Peace talks are said to be in order after Prince Charles publicly praised Prince Harry in his Newsweek essay about climate change.

The Prince of Wales commended his children's passion for combating climate change through their respective environmental works in his essay for the magazine, which comes out on Jan. 14. In it, he mentions Prince William's prestigious Earthshot Prize that incentivises change and aims to repair the planet over the next decade.

He then praised the Duke of Sussex's work in championing sustainability in a bid to prevent climate change. He wrote, "And my younger son, Harry, has passionately highlighted the impact of climate change, especially in relation to Africa, and committed his charity to being net-zero." Prince Charles is referring to Prince Harry and Meghan Markle's goal to achieve net-zero in their lives by 2030 by making choices "to offset and balance carbon footprint."

Royal commentator Richard Fitzwilliams said the essay serves as an olive branch to the Duke of Sussex. He believes that it could pave the way for father and son to heal their alleged rift and start speaking to each other again. Christopher Andersen, in his book "Brothers And Wives: Inside The Private Lives of William, Kate, Harry, and Meghan," claimed that they have not spoken to each other since Prince Philip's funeral in April last year.

"I do think this tribute is very significant because this is one thing that Charles, William, and Harry share in common and that is the need to fight climate change. Harry's relations with his father have of course been extremely strained," Fitzwilliams told the Sun Online.

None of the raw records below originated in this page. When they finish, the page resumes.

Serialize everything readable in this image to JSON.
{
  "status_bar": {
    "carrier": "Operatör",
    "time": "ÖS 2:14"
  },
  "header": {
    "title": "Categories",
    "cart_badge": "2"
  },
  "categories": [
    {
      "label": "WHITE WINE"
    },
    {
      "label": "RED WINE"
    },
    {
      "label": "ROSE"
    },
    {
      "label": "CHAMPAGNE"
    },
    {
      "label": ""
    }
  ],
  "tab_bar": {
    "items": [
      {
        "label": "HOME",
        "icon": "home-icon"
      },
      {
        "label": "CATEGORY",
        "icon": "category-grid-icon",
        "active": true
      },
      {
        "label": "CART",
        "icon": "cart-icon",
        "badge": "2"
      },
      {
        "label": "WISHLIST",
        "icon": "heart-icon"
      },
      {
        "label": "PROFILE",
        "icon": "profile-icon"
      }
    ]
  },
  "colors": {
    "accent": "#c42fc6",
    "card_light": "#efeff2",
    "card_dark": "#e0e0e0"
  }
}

"The fact that Charles has done this in Newsweek, which has a large circulation in America, I think it's clearly a form of an olive branch in the hope that there will be a form of reconciliation," he added.

Fitzwilliams believes that Prince Charles' praise for Prince Harry's work could lead to a delay in the publication of the latter's memoir, which is set for release late in 2022. He claimed that it is only understandable if the royal would "expect something in return" with the olive branch he extended to his son.

Charles, William and Harry
Prince Charles, Prince William and Prince Harry, during a commemoration ceremony to mark the 100th anniversary of the Battle of Vimy Ridge, in Vimy, near Arras, northern France, in April 2017 Reuters